The Animal Model
Although humans and animals (technically “non-human animals”) may look different, at a physiological and anatomical level they are remarkably similar. Animals, from mice to monkeys, have the same organs (heart, lungs, brain etc.) and organ systems (respiratory, cardiovascular, nervous systems etc.) which perform the same functions in pretty much the same way. The similarity means that nearly 90% of the veterinary medicines that are used to treat animals are the same as, or very similar to, those developed to treat human patients. There are minor differences, but these are far outweighed by the similarities. The differences can give important clues about diseases and how they might be treated – for instance, if we knew why the mouse with muscular dystrophy suffers less muscle wasting than human patients, this might lead to a treatment for this debilitating and fatal disorder.
At a physiological and anatomical level, humans and other animals are remarkably similar
We share approximately 99% of our DNA with mice (1), and moreover, we can use “knockout” mice to work out what effect individual human genes have in our body. We do this by “turning off” one of the genes in a mouse, common to a human, and seeing what effect this has on the mouse. By recreating human genetic diseases in this way we can begin to look for treatments.
Nobel Prizes and animal research
For just over a century the Nobel prize has been awarded each year in recognition of the world’s greatest medical advances. Of the 108 Nobel Prizes awarded for Physiology or Medicine, 96 were directly dependent on animal research. Animal research underpinned the very first Nobel Prize to be awarded for Physiology or Medicine to Emil von Behring in 1901 for developing serum therapy against diphtheria, as it did the most recent awarded in 2016.
Animal model explained
The role of the animal model is neatly explained in “The Animal Research War”, by Michael Conn and James Parker (2):
If you are going to study a human disease you can’t, for ethical reasons, perform the initial work in humans you have to develop a model.
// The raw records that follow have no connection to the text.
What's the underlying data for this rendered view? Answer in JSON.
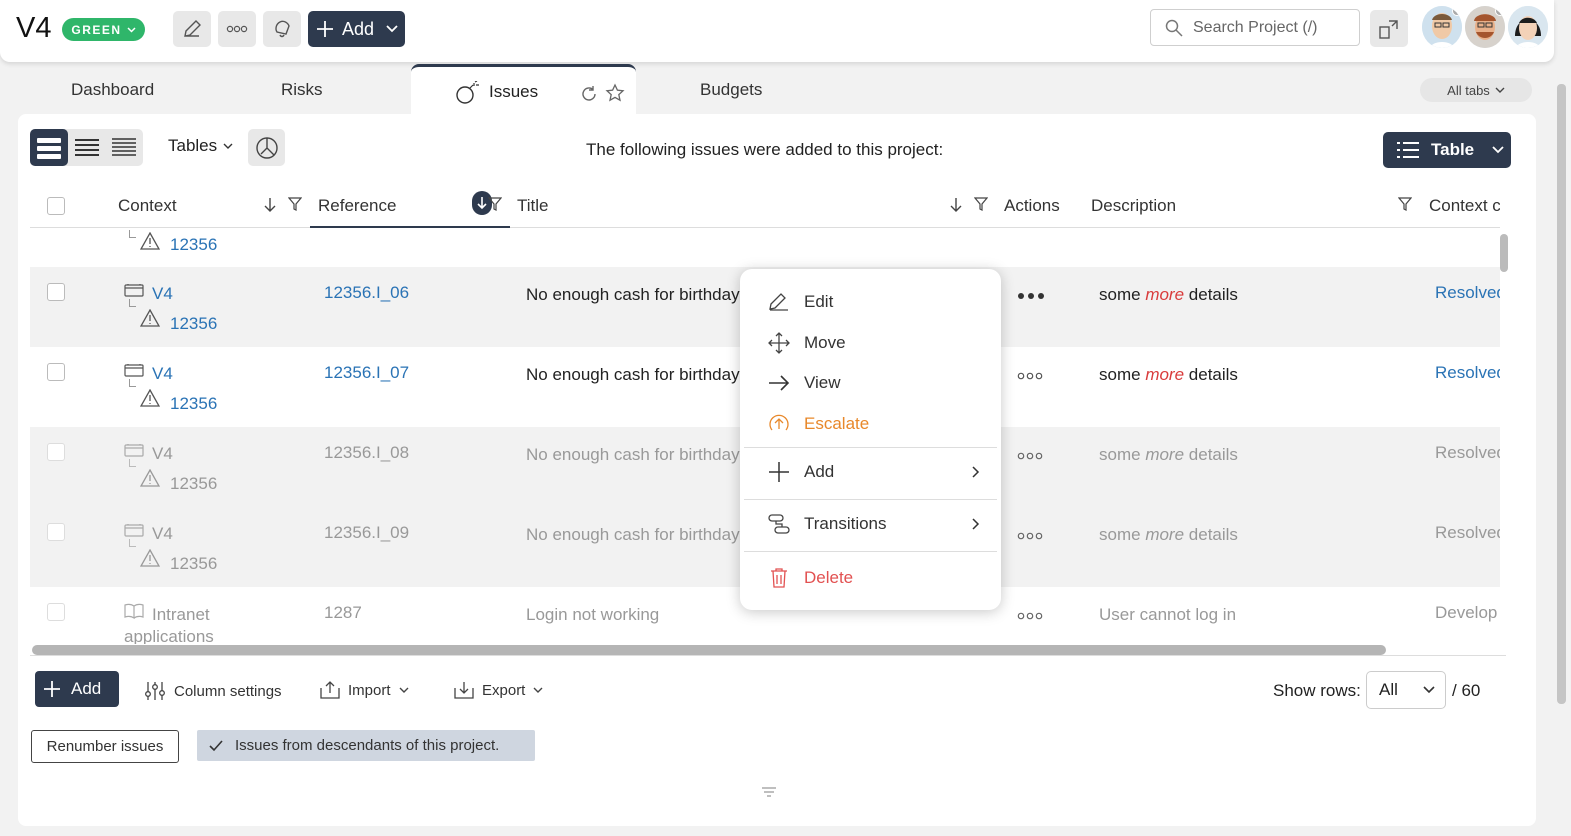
{
  "header": {
    "project": "V4",
    "status": "GREEN",
    "add_label": "Add",
    "search_placeholder": "Search Project (/)"
  },
  "tabs": {
    "items": [
      "Dashboard",
      "Risks",
      "Issues",
      "Budgets"
    ],
    "active": "Issues",
    "all_tabs": "All tabs"
  },
  "toolbar": {
    "tables_label": "Tables",
    "info": "The following issues were added to this project:",
    "view_label": "Table"
  },
  "table": {
    "columns": [
      "Context",
      "Reference",
      "Title",
      "Actions",
      "Description",
      "Context c"
    ],
    "partial_row": {
      "issue": "12356"
    },
    "rows": [
      {
        "context": "V4",
        "issue": "12356",
        "reference": "12356.I_06",
        "title": "No enough cash for birthday",
        "desc_before": "some",
        "desc_em": "more",
        "desc_after": "details",
        "status": "Resolved"
      },
      {
        "context": "V4",
        "issue": "12356",
        "reference": "12356.I_07",
        "title": "No enough cash for birthday",
        "desc_before": "some",
        "desc_em": "more",
        "desc_after": "details",
        "status": "Resolved"
      },
      {
        "context": "V4",
        "issue": "12356",
        "reference": "12356.I_08",
        "title": "No enough cash for birthday",
        "desc_before": "some",
        "desc_em": "more",
        "desc_after": "details",
        "status": "Resolved"
      },
      {
        "context": "V4",
        "issue": "12356",
        "reference": "12356.I_09",
        "title": "No enough cash for birthday",
        "desc_before": "some",
        "desc_em": "more",
        "desc_after": "details",
        "status": "Resolved"
      },
      {
        "context": "Intranet",
        "context2": "applications",
        "reference": "1287",
        "title": "Login not working",
        "description": "User cannot log in",
        "status": "Develop"
      }
    ]
  },
  "context_menu": {
    "edit": "Edit",
    "move": "Move",
    "view": "View",
    "escalate": "Escalate",
    "add": "Add",
    "transitions": "Transitions",
    "delete": "Delete"
  },
  "footer": {
    "add_label": "Add",
    "column_settings": "Column settings",
    "import": "Import",
    "export": "Export",
    "show_rows_label": "Show rows:",
    "show_rows_value": "All",
    "total": "/ 60",
    "renumber": "Renumber issues",
    "descendants": "Issues from descendants of this project."
  },
  "colors": {
    "dark": "#2e3a4e",
    "green": "#2fb66a",
    "link": "#2a73b5",
    "escalate": "#e8882a",
    "delete": "#e25151"
  }
}
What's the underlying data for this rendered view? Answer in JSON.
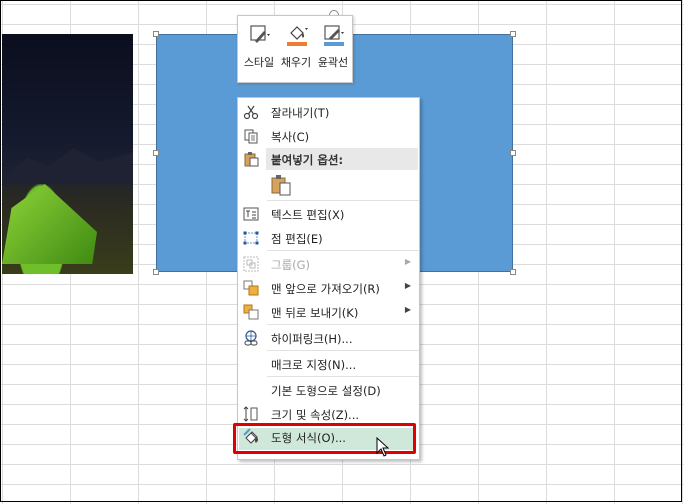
{
  "mini_toolbar": {
    "style_label": "스타일",
    "fill_label": "채우기",
    "outline_label": "윤곽선",
    "fill_color": "#ed7d31",
    "outline_color": "#5b9bd5"
  },
  "shape": {
    "fill_color": "#5b9bd5"
  },
  "context_menu": {
    "cut": "잘라내기(T)",
    "copy": "복사(C)",
    "paste_options": "붙여넣기 옵션:",
    "edit_text": "텍스트 편집(X)",
    "edit_points": "점 편집(E)",
    "group": "그룹(G)",
    "bring_to_front": "맨 앞으로 가져오기(R)",
    "send_to_back": "맨 뒤로 보내기(K)",
    "hyperlink": "하이퍼링크(H)...",
    "assign_macro": "매크로 지정(N)...",
    "set_default_shape": "기본 도형으로 설정(D)",
    "size_properties": "크기 및 속성(Z)...",
    "format_shape": "도형 서식(O)..."
  },
  "highlight_color": "#e00000"
}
Some models may be in vitro – literally, in glass tubes – but as you learn more and more, you must eventually test ideas in vivo– in living animals. That means you have to have a way of producing the disease that allows you to study it.
Let’s consider AIDS, one of Podell’s interests. You could take its causative agent, the Human Immunodeficiency Virus (HIV), grow it in a test tube, and kill it by pouring bleach on it. Do you now have a way to kill HIV? Yes, you do. Do you have a treatment that can be used in humans? Absolutely not: bleach is toxic. Killing HIV in a test tube and killing it in a living animal are two very different accomplishments.
To complicate things further, viruses grow differently in test tubes than in humans. Humans have an immune system: test tubes do not. A virus growing in a test tube is not a good model for the human disease, but drugs that don’t kill the test tube virus probably won’t work in humans either – and these might be eliminated from further consideration.
Animal models allow closer approximation to a human response. They are not perfect, of course animals host different diseases and different responses. While the fundamentals of life are the same – there is a 67 percent similarity between the DNA of humans and earthworms – there are differences in species and even in individual animals. Some animals are good human-like models for one thing and some for another some have a cardiovascular system that is similar to humans while others have similar skin.
Current examples of animal research in medicine
Find hundreds of examples of how animal studies have contributed to medical breakthroughs, please see our Research Index, which lists all our posts categorised by either the species involved, or the disease addressed.